Cervantes said New Mexico's authoritative procedure is intended to maintain a strategic distance from verbal confrontation and investigation. He has pushed for a considerable length of time, unsuccessfully, for the making of a commission entrusted with proposing protected changes, including changes to the authoritative procedure.

In the event that the present framework obstructs officials' capacity to carry out their occupations, at that point it's the ideal opportunity for auxiliary change.

Haussamen, New Mexico In Depth’s representative chief, can be come to at heath@nmindepth.com or on Twitter @haussamen. Find NMID at nmindepth.com.

March 21, 2013 at 07:00 PM in NM Legislature 2013, Taxes | Permalink


Like the Patriot Act. No one read or discussed it, and look at the breach of freedom it caused us.
Shame on the NM Legislators who voted to pass. Kudos to those who wanted debate and refused to pass.

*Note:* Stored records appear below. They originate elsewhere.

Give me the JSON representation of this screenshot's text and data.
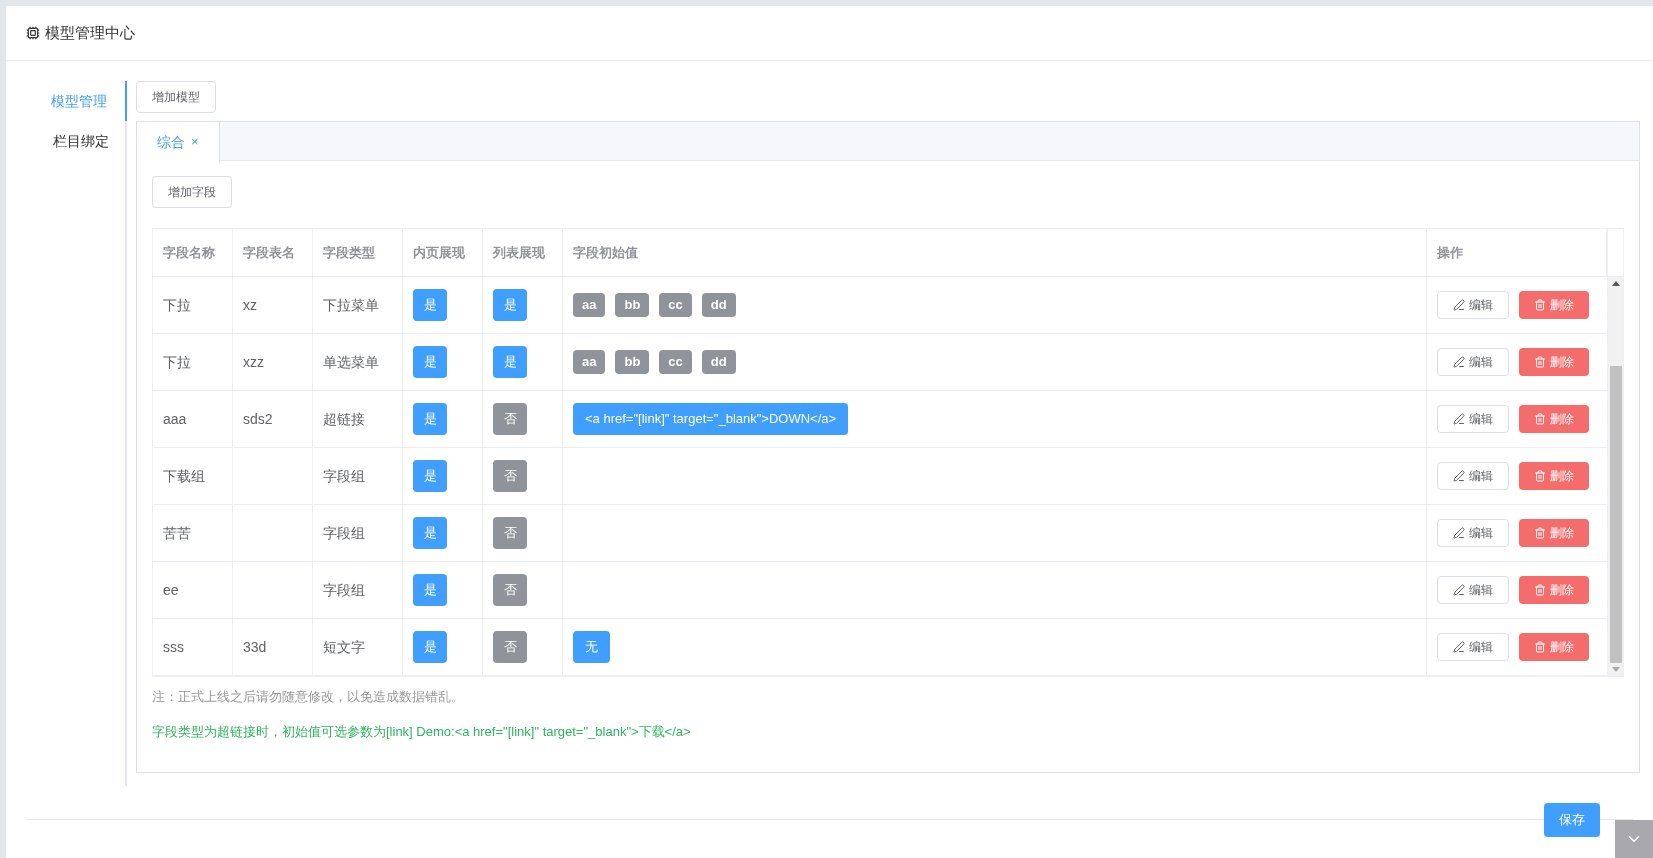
{
  "header": {
    "title": "模型管理中心"
  },
  "sidebar": {
    "items": [
      {
        "label": "模型管理",
        "selected": true
      },
      {
        "label": "栏目绑定",
        "selected": false
      }
    ]
  },
  "add_model_button": "增加模型",
  "tabs": [
    {
      "label": "综合",
      "selected": true,
      "close": "×"
    }
  ],
  "add_field_button": "增加字段",
  "table": {
    "columns": [
      "字段名称",
      "字段表名",
      "字段类型",
      "内页展现",
      "列表展现",
      "字段初始值",
      "操作"
    ],
    "rows": [
      {
        "name": "下拉",
        "table_name": "xz",
        "type": "下拉菜单",
        "inner": {
          "label": "是",
          "on": true
        },
        "list": {
          "label": "是",
          "on": true
        },
        "initial": [
          {
            "text": "aa",
            "kind": "option"
          },
          {
            "text": "bb",
            "kind": "option"
          },
          {
            "text": "cc",
            "kind": "option"
          },
          {
            "text": "dd",
            "kind": "option"
          }
        ],
        "edit": "编辑",
        "delete": "删除"
      },
      {
        "name": "下拉",
        "table_name": "xzz",
        "type": "单选菜单",
        "inner": {
          "label": "是",
          "on": true
        },
        "list": {
          "label": "是",
          "on": true
        },
        "initial": [
          {
            "text": "aa",
            "kind": "option"
          },
          {
            "text": "bb",
            "kind": "option"
          },
          {
            "text": "cc",
            "kind": "option"
          },
          {
            "text": "dd",
            "kind": "option"
          }
        ],
        "edit": "编辑",
        "delete": "删除"
      },
      {
        "name": "aaa",
        "table_name": "sds2",
        "type": "超链接",
        "inner": {
          "label": "是",
          "on": true
        },
        "list": {
          "label": "否",
          "on": false
        },
        "initial": [
          {
            "text": "<a href=\"[link]\" target=\"_blank\">DOWN</a>",
            "kind": "value"
          }
        ],
        "edit": "编辑",
        "delete": "删除"
      },
      {
        "name": "下载组",
        "type": "字段组",
        "inner": {
          "label": "是",
          "on": true
        },
        "list": {
          "label": "否",
          "on": false
        },
        "edit": "编辑",
        "delete": "删除"
      },
      {
        "name": "苦苦",
        "type": "字段组",
        "inner": {
          "label": "是",
          "on": true
        },
        "list": {
          "label": "否",
          "on": false
        },
        "edit": "编辑",
        "delete": "删除"
      },
      {
        "name": "ee",
        "type": "字段组",
        "inner": {
          "label": "是",
          "on": true
        },
        "list": {
          "label": "否",
          "on": false
        },
        "edit": "编辑",
        "delete": "删除"
      },
      {
        "name": "sss",
        "table_name": "33d",
        "type": "短文字",
        "inner": {
          "label": "是",
          "on": true
        },
        "list": {
          "label": "否",
          "on": false
        },
        "initial": [
          {
            "text": "无",
            "kind": "value"
          }
        ],
        "edit": "编辑",
        "delete": "删除"
      }
    ]
  },
  "note": "注：正式上线之后请勿随意修改，以免造成数据错乱。",
  "hint": "字段类型为超链接时，初始值可选参数为[link] Demo:<a href=\"[link]\" target=\"_blank\">下载</a>",
  "save_button": "保存"
}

Posted by: Nancy Denker | Mar 22, 2013 7:49:01 AM

Very disappointed in many of the "progressive" Dems who supported this. Might be time to clean house.

Posted by: Lora Lucero | Mar 22, 2013 8:00:09 AM

Nancy, if you clean house to get rid of democrats, what will be left? The republicans who crafted this to begin with.

Posted by: jane | Mar 22, 2013 12:25:01 PM

Absolutely terrific report and commentary, Heath. Thank you very much for putting this out there.

As for the politicos who engaged in these shenanigans, they owe NM taxpayers a full refund of every per diem penny paid them.

Perfect example of chicanery.

Posted by: Ski | Mar 22, 2013 4:57:30 PM

The people who get hysterically happy about bringing "jobs" to NM should stop and consider if these are jobs that pay a living wage or not. In the Documentary "WalMart: the High cost of Low Prices," the welfare, WIC, SNAP (formerly food Stamps) cost to the state, the cost to the counties in the increased indigent funds needed, could overwhelm any benefits of these "jobs." And Susana has vetoed the minimum wage increase bill.

Posted by: Ellen Wedum | Mar 31, 2013 9:40:15 AM